• Task prompt: Every line of the data below must be given again exactly.

• Information shown:
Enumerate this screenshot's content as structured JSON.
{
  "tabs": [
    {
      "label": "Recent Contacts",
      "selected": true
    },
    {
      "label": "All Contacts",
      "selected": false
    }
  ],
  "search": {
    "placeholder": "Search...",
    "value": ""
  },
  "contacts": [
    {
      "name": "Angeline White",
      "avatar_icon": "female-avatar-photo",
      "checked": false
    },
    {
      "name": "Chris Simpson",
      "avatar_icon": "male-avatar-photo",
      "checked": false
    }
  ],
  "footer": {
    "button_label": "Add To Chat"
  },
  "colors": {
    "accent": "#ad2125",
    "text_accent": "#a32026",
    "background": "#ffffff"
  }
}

• Expected answer:
Enumerate this screenshot's content as structured JSON.
{
  "tabs": [
    {
      "label": "Recent Contacts",
      "selected": true
    },
    {
      "label": "All Contacts",
      "selected": false
    }
  ],
  "search": {
    "placeholder": "Search...",
    "value": ""
  },
  "contacts": [
    {
      "name": "Angeline White",
      "avatar_icon": "female-avatar-photo",
      "checked": false
    },
    {
      "name": "Chris Simpson",
      "avatar_icon": "male-avatar-photo",
      "checked": false
    }
  ],
  "footer": {
    "button_label": "Add To Chat"
  },
  "colors": {
    "accent": "#ad2125",
    "text_accent": "#a32026",
    "background": "#ffffff"
  }
}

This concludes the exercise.